Spherical Harmonic by Catherine Asaro
The King's Peace by Jo Walton
Mistress of the Catacombs (Lord of the Isles, Book 4) by David Drake

EJ Mclure reviews
Sisters of the Raven by Barbara Hambly (Paperback - August 2002) this month and finds that this story of a time when men have lost their magic only to learn that women have found it will "keep you turning pages long after bedtime." (see EJ's review).
Hidden Empire: The Saga of Seven Suns, Book 1 by Kevin J. Anderson (Hardcover )
. Here's the first book in a saga of Terran expansion and a galaxy that doesn't much care for the idea, especially when it involves turning an inhabited world into a small sun to fuel the ships. It's full of space cowboys, exotic aliens, good guys and bad guys, action and advernture. The Mocking Program by Alan Dean Foster (Hardcover) is a SF/Police drama set  in
"the western hemisphere's largest concentration of industry, commerce, assemblage, cutting-edge technology, and trouble" along what was the US-Mexican border. Including a nearly telpathic invesitgartor, AI's commiting cybercrime, Gorilla Guerillas, and organlegging. Sounds like hard-boiled fun in the sun..

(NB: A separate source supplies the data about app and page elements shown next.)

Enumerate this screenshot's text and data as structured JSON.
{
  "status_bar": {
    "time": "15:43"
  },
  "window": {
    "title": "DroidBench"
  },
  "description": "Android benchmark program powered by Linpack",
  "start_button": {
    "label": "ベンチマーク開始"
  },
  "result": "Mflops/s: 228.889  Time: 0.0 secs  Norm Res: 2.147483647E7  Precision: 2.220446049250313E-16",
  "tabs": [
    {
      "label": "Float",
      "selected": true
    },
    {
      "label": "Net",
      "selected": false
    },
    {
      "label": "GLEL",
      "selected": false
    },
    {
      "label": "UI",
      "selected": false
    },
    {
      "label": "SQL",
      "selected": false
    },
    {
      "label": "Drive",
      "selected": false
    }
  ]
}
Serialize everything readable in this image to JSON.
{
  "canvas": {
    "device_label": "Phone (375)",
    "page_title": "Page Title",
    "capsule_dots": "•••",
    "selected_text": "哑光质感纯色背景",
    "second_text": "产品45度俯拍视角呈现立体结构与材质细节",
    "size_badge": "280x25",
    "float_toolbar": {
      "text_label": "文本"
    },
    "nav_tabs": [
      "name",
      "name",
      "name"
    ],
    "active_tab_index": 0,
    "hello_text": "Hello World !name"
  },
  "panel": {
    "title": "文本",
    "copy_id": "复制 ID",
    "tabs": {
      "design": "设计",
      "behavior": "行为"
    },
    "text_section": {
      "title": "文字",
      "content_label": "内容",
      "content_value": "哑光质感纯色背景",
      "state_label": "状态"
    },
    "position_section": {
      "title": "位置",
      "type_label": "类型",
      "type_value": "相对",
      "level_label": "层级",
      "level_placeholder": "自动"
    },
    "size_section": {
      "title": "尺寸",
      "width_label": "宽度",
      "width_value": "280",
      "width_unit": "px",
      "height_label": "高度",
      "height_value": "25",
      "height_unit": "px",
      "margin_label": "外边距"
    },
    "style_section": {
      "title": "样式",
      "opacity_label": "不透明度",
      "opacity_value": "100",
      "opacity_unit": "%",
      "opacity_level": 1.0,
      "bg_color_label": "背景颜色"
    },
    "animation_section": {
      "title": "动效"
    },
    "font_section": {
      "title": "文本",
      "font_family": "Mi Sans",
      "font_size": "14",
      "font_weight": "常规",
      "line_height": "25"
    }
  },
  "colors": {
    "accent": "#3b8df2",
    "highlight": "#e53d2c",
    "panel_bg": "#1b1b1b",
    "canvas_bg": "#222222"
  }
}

Soon, very strong in the Force, you will be, when you read: Power of the Jedi Sourcebook by Jeff Grubb, et al.(Hardcover). Though giant boulders you may learn to lift with the power of your mind, beware the dark side of the force, which makes you talk like this. Drive your everyone crazy you will. Know far too much about the Jedi will you as well.

Sea of Swords: Paths of Darkness (Forgotten Realms) by R. A. Salvatore
The Lioness: The Age of Mortals (Dragonlance) by Nancy Varian Berberick
The Day of the Tempest: Dragons of a New Age Trilogy (Dragonlance) by Jean Rabe 
The Living Dead by T. H. Lain
Wind of Honor: The Four Winds Saga, First Scroll (Five Rings Series) by Ree Soesbee
Hazezon: Legends Cycle, Book III by Clayton Emery